Day 4 (Tuesday)
We sail towards the west of Kefalonia which is one of the best places for dolphin spotting. Herds of few members are foraging in the area and the more common species are the bottle-nosed dolphin Tursiops truncatus, the common dolphin Delphinus delphis and the stripped dolphin Stenella caeruleoalba. We’ll take advantage of the hydrophone in our boat in order to listen to their magical voices and track them down. We sail south heading for the cape of Atheras tracking down possibly Risso s Dolphin (Grambus griseus) and back to Assos where we spend the night.
Day 5 (Wednesday)
Early morning we sail towards the north part of Ithaca searching for dolphins and especially in this area for the beautiful and shy Risso’s Dolphin (Grambus griseus). We will have a stop at a beach in the bay of Afales at Ithaca Island. Depending on the swell conditions we will try to find a place to admire the cliffs surrounding these beaches and snorkel in between the pinnacles that are home of lots of different marine life. We will end at the picturesque village of Fiskardo where we will stay overnight.
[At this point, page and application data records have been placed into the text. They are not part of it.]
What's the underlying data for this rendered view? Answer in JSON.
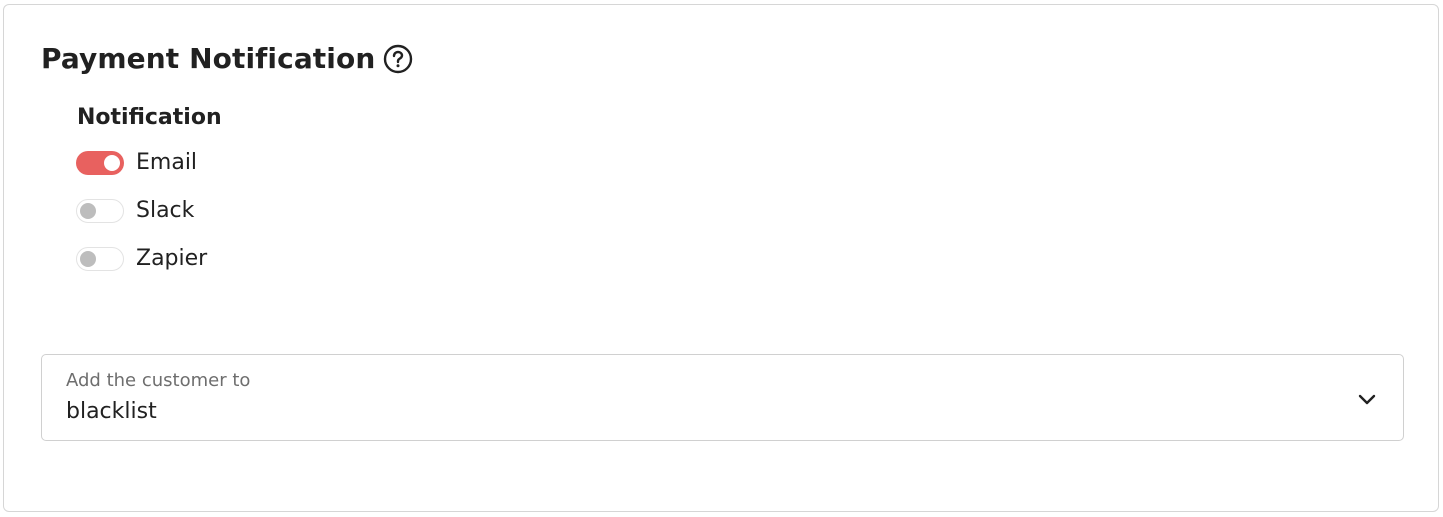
{
  "header": {
    "title": "Payment Notification",
    "help_icon": "question-circle-icon"
  },
  "notification": {
    "label": "Notification",
    "channels": [
      {
        "label": "Email",
        "enabled": true
      },
      {
        "label": "Slack",
        "enabled": false
      },
      {
        "label": "Zapier",
        "enabled": false
      }
    ]
  },
  "customer_select": {
    "caption": "Add the customer to",
    "value": "blacklist",
    "icon": "chevron-down-icon"
  },
  "colors": {
    "accent": "#e8615f",
    "toggle_off_knob": "#bdbdbd",
    "border": "#d0d0d0"
  }
}
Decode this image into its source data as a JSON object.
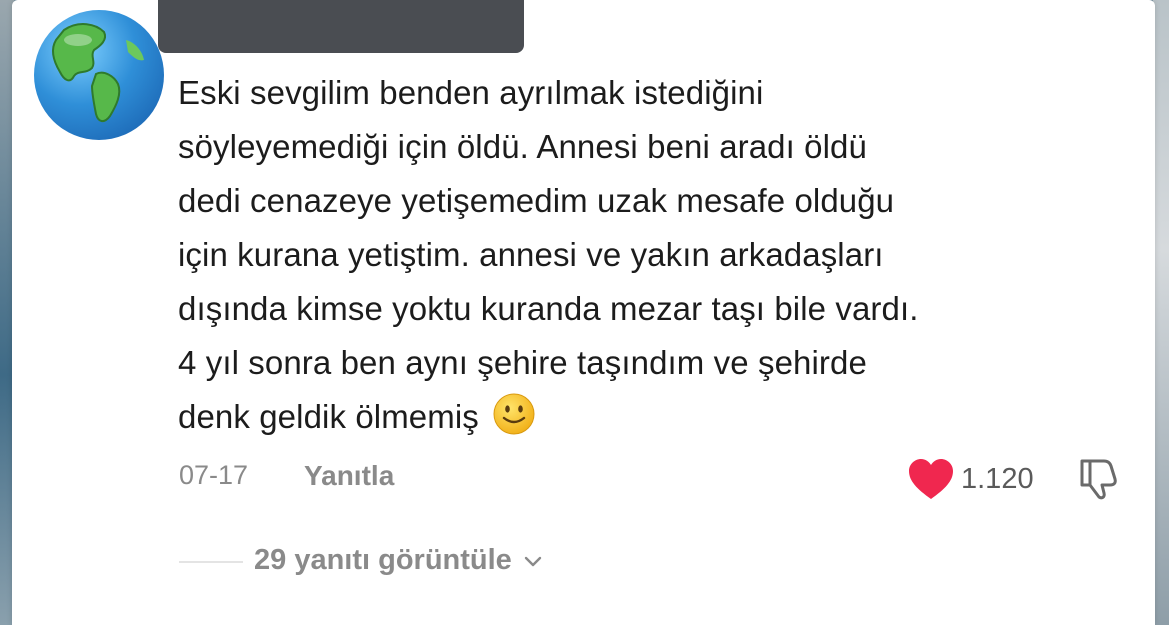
{
  "comment": {
    "lines": [
      "Eski sevgilim benden ayrılmak istediğini",
      "söyleyemediği için öldü. Annesi beni aradı öldü",
      "dedi cenazeye yetişemedim uzak mesafe olduğu",
      "için kurana yetiştim. annesi ve yakın arkadaşları",
      "dışında kimse yoktu kuranda mezar taşı bile vardı.",
      "4 yıl sonra ben aynı şehire taşındım ve şehirde",
      "denk geldik ölmemiş"
    ],
    "emoji": "slightly-smiling-face"
  },
  "meta": {
    "date": "07-17",
    "reply_label": "Yanıtla",
    "like_count": "1.120"
  },
  "replies": {
    "view_label": "29 yanıtı görüntüle"
  },
  "colors": {
    "heart": "#f0274f",
    "meta_text": "#8a8a8a",
    "redaction": "#4a4d52"
  }
}
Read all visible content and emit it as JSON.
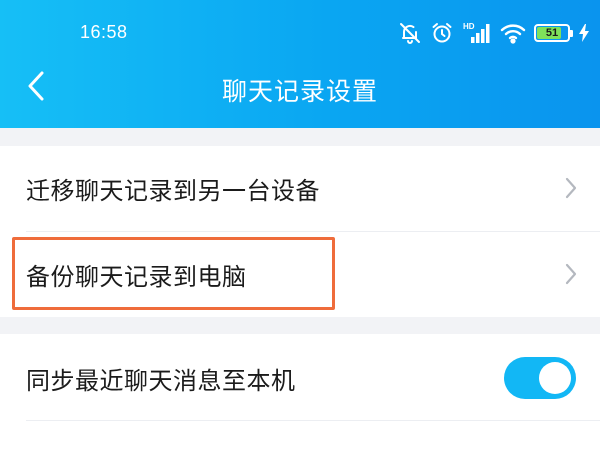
{
  "status_bar": {
    "time": "16:58",
    "icons": [
      "bell-off-icon",
      "alarm-icon",
      "hd-signal-icon",
      "wifi-icon",
      "battery-icon",
      "charging-icon"
    ],
    "battery_level": "51",
    "network_label": "HD"
  },
  "nav": {
    "back_icon": "chevron-left-icon",
    "title": "聊天记录设置"
  },
  "settings": {
    "items": [
      {
        "label": "迁移聊天记录到另一台设备",
        "action": "chevron-right-icon"
      },
      {
        "label": "备份聊天记录到电脑",
        "action": "chevron-right-icon",
        "highlighted": true
      },
      {
        "label": "同步最近聊天消息至本机",
        "toggle_on": true
      }
    ]
  },
  "colors": {
    "header_start": "#16bff6",
    "header_end": "#0a94ee",
    "highlight_border": "#ef6c3b",
    "toggle_on": "#12b7f5",
    "battery_fill": "#7fe25a"
  }
}
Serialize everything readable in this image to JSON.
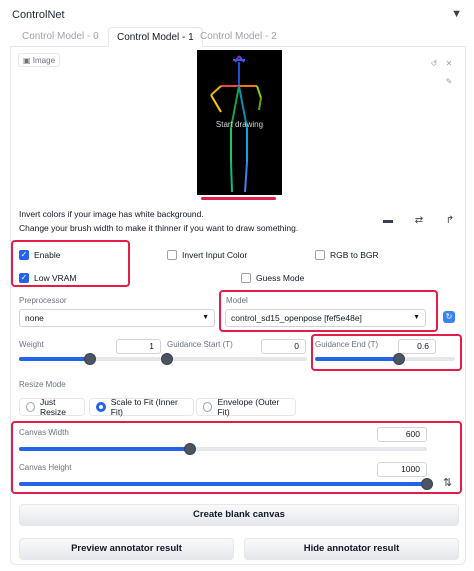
{
  "panel": {
    "title": "ControlNet",
    "collapse_icon": "▼"
  },
  "tabs": [
    {
      "label": "Control Model - 0"
    },
    {
      "label": "Control Model - 1"
    },
    {
      "label": "Control Model - 2"
    }
  ],
  "image": {
    "label": "Image",
    "canvas_text": "Start drawing"
  },
  "hints": {
    "line1": "Invert colors if your image has white background.",
    "line2": "Change your brush width to make it thinner if you want to draw something."
  },
  "checkboxes": {
    "enable": {
      "label": "Enable",
      "checked": true
    },
    "invert": {
      "label": "Invert Input Color",
      "checked": false
    },
    "rgb_bgr": {
      "label": "RGB to BGR",
      "checked": false
    },
    "low_vram": {
      "label": "Low VRAM",
      "checked": true
    },
    "guess": {
      "label": "Guess Mode",
      "checked": false
    }
  },
  "preprocessor": {
    "label": "Preprocessor",
    "value": "none"
  },
  "model": {
    "label": "Model",
    "value": "control_sd15_openpose [fef5e48e]"
  },
  "weight": {
    "label": "Weight",
    "value": "1",
    "fraction": 0.5
  },
  "guidance_start": {
    "label": "Guidance Start (T)",
    "value": "0",
    "fraction": 0.0
  },
  "guidance_end": {
    "label": "Guidance End (T)",
    "value": "0.6",
    "fraction": 0.6
  },
  "resize_mode": {
    "label": "Resize Mode",
    "options": [
      "Just Resize",
      "Scale to Fit (Inner Fit)",
      "Envelope (Outer Fit)"
    ],
    "selected": "Scale to Fit (Inner Fit)"
  },
  "canvas_width": {
    "label": "Canvas Width",
    "value": "600",
    "fraction": 0.42
  },
  "canvas_height": {
    "label": "Canvas Height",
    "value": "1000",
    "fraction": 1.0
  },
  "buttons": {
    "create": "Create blank canvas",
    "preview": "Preview annotator result",
    "hide": "Hide annotator result"
  },
  "colors": {
    "accent": "#2563eb",
    "highlight": "#e11d48"
  }
}
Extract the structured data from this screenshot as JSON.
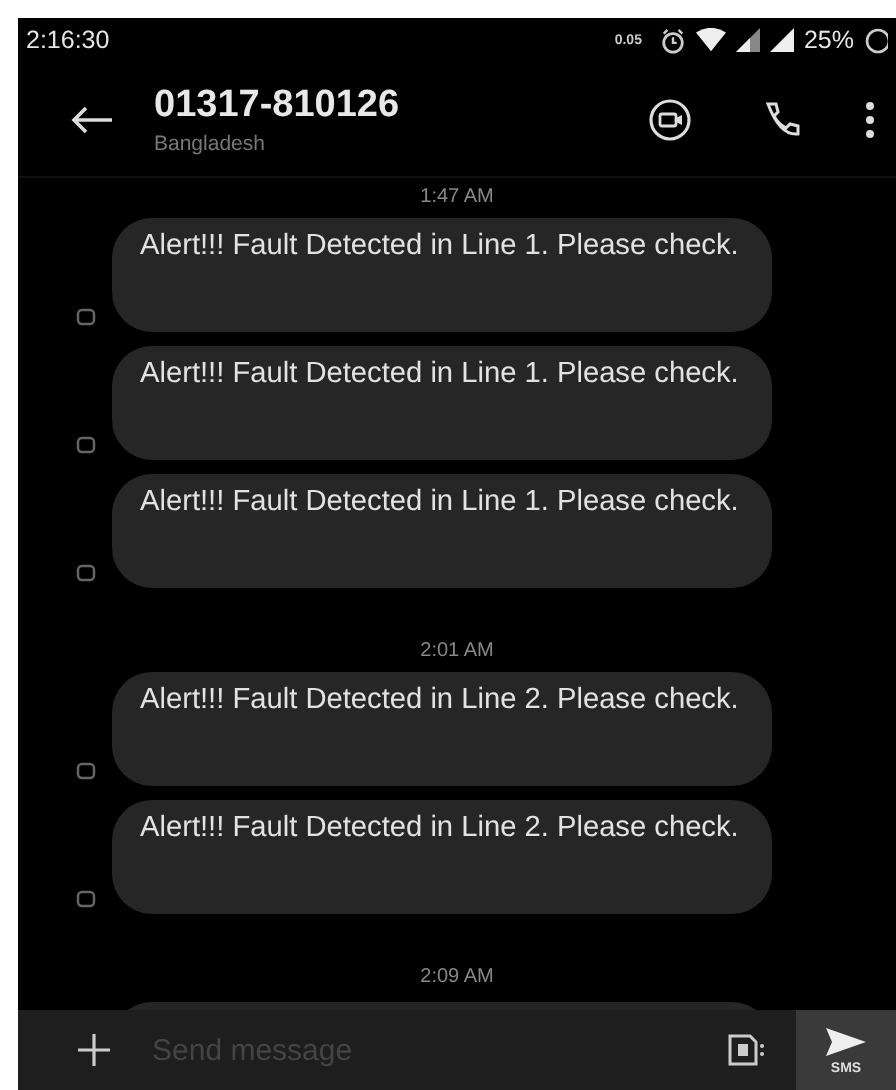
{
  "status_bar": {
    "time": "2:16:30",
    "net_speed": "0.05",
    "battery": "25%"
  },
  "header": {
    "title": "01317-810126",
    "subtitle": "Bangladesh"
  },
  "groups": [
    {
      "time": "1:47 AM",
      "messages": [
        {
          "text": "Alert!!! Fault Detected in Line 1. Please check."
        },
        {
          "text": "Alert!!! Fault Detected in Line 1. Please check."
        },
        {
          "text": "Alert!!! Fault Detected in Line 1. Please check."
        }
      ]
    },
    {
      "time": "2:01 AM",
      "messages": [
        {
          "text": "Alert!!! Fault Detected in Line 2. Please check."
        },
        {
          "text": "Alert!!! Fault Detected in Line 2. Please check."
        }
      ]
    },
    {
      "time": "2:09 AM"
    }
  ],
  "composer": {
    "placeholder": "Send message",
    "send_label": "SMS"
  }
}
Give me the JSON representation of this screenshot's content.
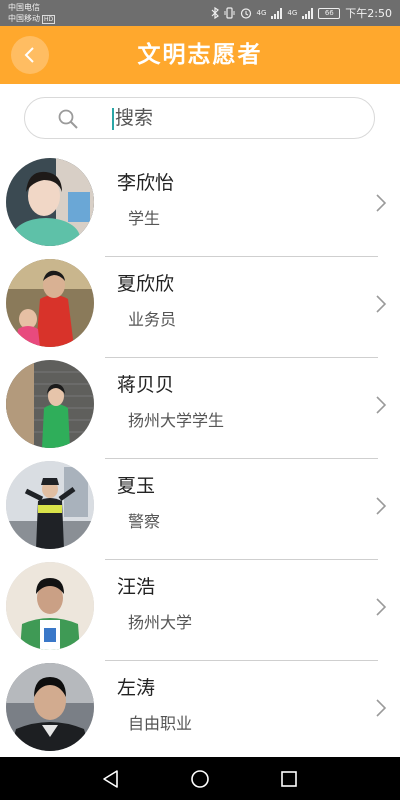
{
  "status_bar": {
    "carrier_1": "中国电信",
    "carrier_2": "中国移动",
    "carrier_2_badge": "HD",
    "net_1": "4G",
    "net_2": "4G",
    "battery": "66",
    "time": "下午2:50"
  },
  "header": {
    "title": "文明志愿者",
    "back_icon": "chevron-left-icon",
    "background": "#ffa82d"
  },
  "search": {
    "placeholder": "搜索",
    "value": "",
    "icon": "search-icon"
  },
  "volunteers": [
    {
      "name": "李欣怡",
      "role": "学生"
    },
    {
      "name": "夏欣欣",
      "role": "业务员"
    },
    {
      "name": "蒋贝贝",
      "role": "扬州大学学生"
    },
    {
      "name": "夏玉",
      "role": "警察"
    },
    {
      "name": "汪浩",
      "role": "扬州大学"
    },
    {
      "name": "左涛",
      "role": "自由职业"
    }
  ],
  "nav_bar": {
    "icons": [
      "back-triangle-icon",
      "home-circle-icon",
      "recents-square-icon"
    ]
  }
}
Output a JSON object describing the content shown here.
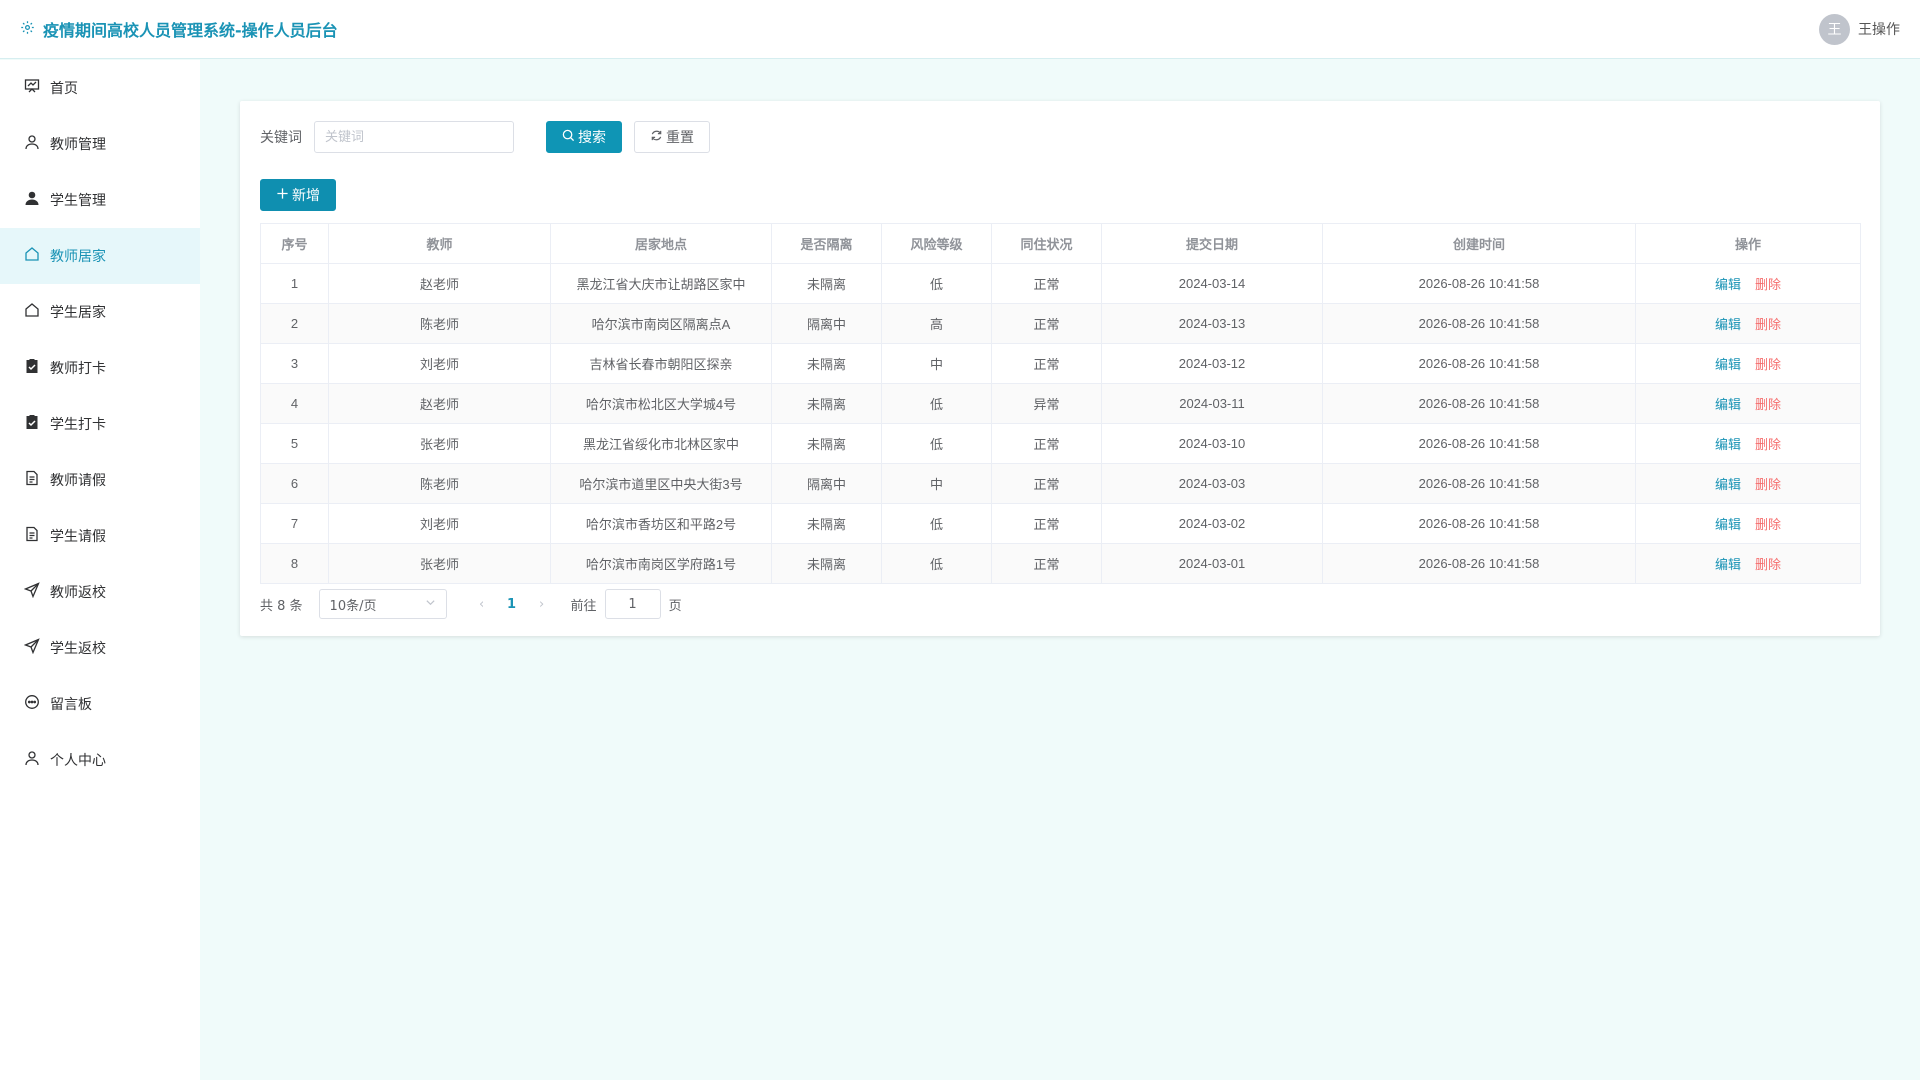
{
  "header": {
    "title": "疫情期间高校人员管理系统-操作人员后台",
    "avatar_char": "王",
    "username": "王操作"
  },
  "sidebar": {
    "items": [
      {
        "label": "首页",
        "icon": "home-board-icon"
      },
      {
        "label": "教师管理",
        "icon": "user-icon"
      },
      {
        "label": "学生管理",
        "icon": "user-filled-icon"
      },
      {
        "label": "教师居家",
        "icon": "house-icon"
      },
      {
        "label": "学生居家",
        "icon": "house-icon"
      },
      {
        "label": "教师打卡",
        "icon": "checklist-icon"
      },
      {
        "label": "学生打卡",
        "icon": "checklist-icon"
      },
      {
        "label": "教师请假",
        "icon": "document-icon"
      },
      {
        "label": "学生请假",
        "icon": "document-icon"
      },
      {
        "label": "教师返校",
        "icon": "send-icon"
      },
      {
        "label": "学生返校",
        "icon": "send-icon"
      },
      {
        "label": "留言板",
        "icon": "chat-icon"
      },
      {
        "label": "个人中心",
        "icon": "user-icon"
      }
    ],
    "active_index": 3
  },
  "search": {
    "label": "关键词",
    "placeholder": "关键词",
    "search_label": "搜索",
    "reset_label": "重置"
  },
  "toolbar": {
    "add_label": "新增"
  },
  "table": {
    "columns": [
      "序号",
      "教师",
      "居家地点",
      "是否隔离",
      "风险等级",
      "同住状况",
      "提交日期",
      "创建时间",
      "操作"
    ],
    "edit_label": "编辑",
    "delete_label": "删除",
    "rows": [
      [
        "1",
        "赵老师",
        "黑龙江省大庆市让胡路区家中",
        "未隔离",
        "低",
        "正常",
        "2024-03-14",
        "2026-08-26 10:41:58"
      ],
      [
        "2",
        "陈老师",
        "哈尔滨市南岗区隔离点A",
        "隔离中",
        "高",
        "正常",
        "2024-03-13",
        "2026-08-26 10:41:58"
      ],
      [
        "3",
        "刘老师",
        "吉林省长春市朝阳区探亲",
        "未隔离",
        "中",
        "正常",
        "2024-03-12",
        "2026-08-26 10:41:58"
      ],
      [
        "4",
        "赵老师",
        "哈尔滨市松北区大学城4号",
        "未隔离",
        "低",
        "异常",
        "2024-03-11",
        "2026-08-26 10:41:58"
      ],
      [
        "5",
        "张老师",
        "黑龙江省绥化市北林区家中",
        "未隔离",
        "低",
        "正常",
        "2024-03-10",
        "2026-08-26 10:41:58"
      ],
      [
        "6",
        "陈老师",
        "哈尔滨市道里区中央大街3号",
        "隔离中",
        "中",
        "正常",
        "2024-03-03",
        "2026-08-26 10:41:58"
      ],
      [
        "7",
        "刘老师",
        "哈尔滨市香坊区和平路2号",
        "未隔离",
        "低",
        "正常",
        "2024-03-02",
        "2026-08-26 10:41:58"
      ],
      [
        "8",
        "张老师",
        "哈尔滨市南岗区学府路1号",
        "未隔离",
        "低",
        "正常",
        "2024-03-01",
        "2026-08-26 10:41:58"
      ]
    ]
  },
  "pager": {
    "total": "共 8 条",
    "page_size": "10条/页",
    "current_page": "1",
    "goto_prefix": "前往",
    "goto_value": "1",
    "goto_suffix": "页"
  },
  "colors": {
    "accent": "#1a93b5",
    "danger": "#f56c6c",
    "background": "#f0fbfa"
  }
}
Day 6 (Thursday)
We sail northwards towards the bay of Polis, where we will spend the night at anchor. On its left coast used to stand the Cave of Loizos, which was used as a temple of worship to the Nymphs and Odysseus (Ulysses) during the ancient times. We will hike up the village of Stavros and visit the small but interesting museum of Ulysses and then have a lunch stop at the restaurant of Polyfymous.
Day 7 (Friday)
We sail towards the island of Meganisi by using our drop off hydrophone especially designed for inner seas like the one we sail today and end up in Atherinios bay where we can visit the traditional and unspoiled village of Katomeri for a dinner and probably a nice Greek night out with live music and dancing.
Day 8 (Saturday)
Early in the morning we sail towards our base at Lefkas marina. Please note that all the photographs and specimen that you may collect during the week will be offered to scientists to assist them in their data collection and researches.
All observations of cetaceans by the Homo Delphinus team are done according to the concerning National and European Laws, the ratified by Greece International Environmental Agreements and the IFAW and ACCOBAMS guidelines concerning the observation of cetaceans (A review of whale watch guidelines and regulation around the world version 2008), in support of the National Strategy and Action Plan for the Protection of cetaceans in Greece (Notarbartiolo di Sciara G and Beargi G.).